26 January 2012

The Religion of Environmentalism

I finally got around the reading February’s Popular Science, and I’m now pretty glad I cancelled my subscription last month (making this the last month I get PopSci).  In February’s edition, there’s an article by Seth Fletcher titled “Did Global Warming Destroy My Hometown?

I did not read the whole thing, as I wanted to ensure that lunch stayed down in my stomach where it belonged, and also because my patience for reading this sort of navel-gazing drivel is minimal, to say the least.  But I did read the last several paragraphs, since that is where the meat of the story is concentrated.  To be honest, the story reminds more of the Bible than anything else.

More specifically, this story reminds me of Job.  Job, after facing much suffering, decides to call on God, whom he has not seen, and question why bad things happened to him. Seth Fletcher’s article feels the same:  just a poor guy going through a rough time, questioning an abstract entity about why bad things happened to him.   To state it another way, Seth Fletcher is like Job in that both are religious men questioning their deities.
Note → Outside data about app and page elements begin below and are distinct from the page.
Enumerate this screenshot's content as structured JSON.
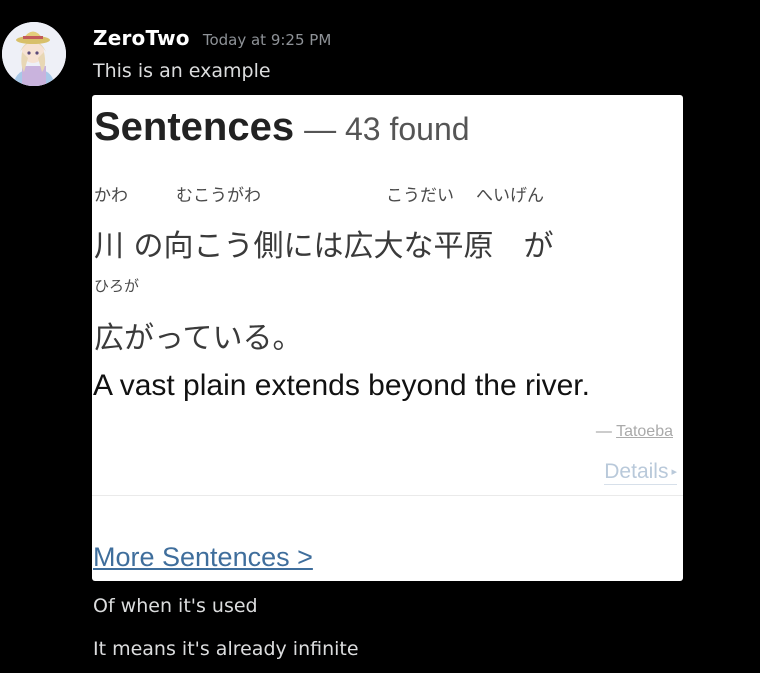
{
  "message": {
    "username": "ZeroTwo",
    "timestamp": "Today at 9:25 PM",
    "text_before": "This is an example",
    "text_after_1": "Of when it's used",
    "text_after_2": "It means it's already infinite",
    "avatar_icon": "user-avatar-icon"
  },
  "embed": {
    "title": "Sentences",
    "count": "— 43 found",
    "furigana_line1": [
      "かわ",
      "むこうがわ",
      "こうだい",
      "へいげん"
    ],
    "japanese_line1": "川 の向こう側には広大な平原　が",
    "furigana_line2": [
      "ひろが"
    ],
    "japanese_line2": "広がっている。",
    "english": "A vast plain extends beyond the river.",
    "source_prefix": "— ",
    "source_name": "Tatoeba",
    "details_label": "Details",
    "details_arrow": "▸",
    "more_label": "More Sentences >"
  },
  "colors": {
    "background": "#000000",
    "username": "#ffffff",
    "timestamp": "#8e9297",
    "message_text": "#dcddde",
    "link": "#3f6e9c"
  }
}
It’s scary how much environmentalism resembles religion.  Its adherents feel compelled to evangelize, do penance, adhere to rigid arbitrary rules, and place their faith in an unseen abstract entity.  Really, environmentalism doesn’t just resemble religion; it is one.  It even has its own Job.


  1. @Prof. Hale- which brings up an interesting point: can environmentalists burn heretics who deny global warming? Because you have to think that would send a mixed message.

  2. If they use ovens, they can reclaim the heat for electricity and hot water.

  3. But aren't they still going to use fossil fuels? (They're certainly going to create some, amirite?) And isn't that going to contribute to global warming? Seems a bit hypocritical is all I'm saying.

  4. @Wil S.- Not a problem. I like your blog, by the way.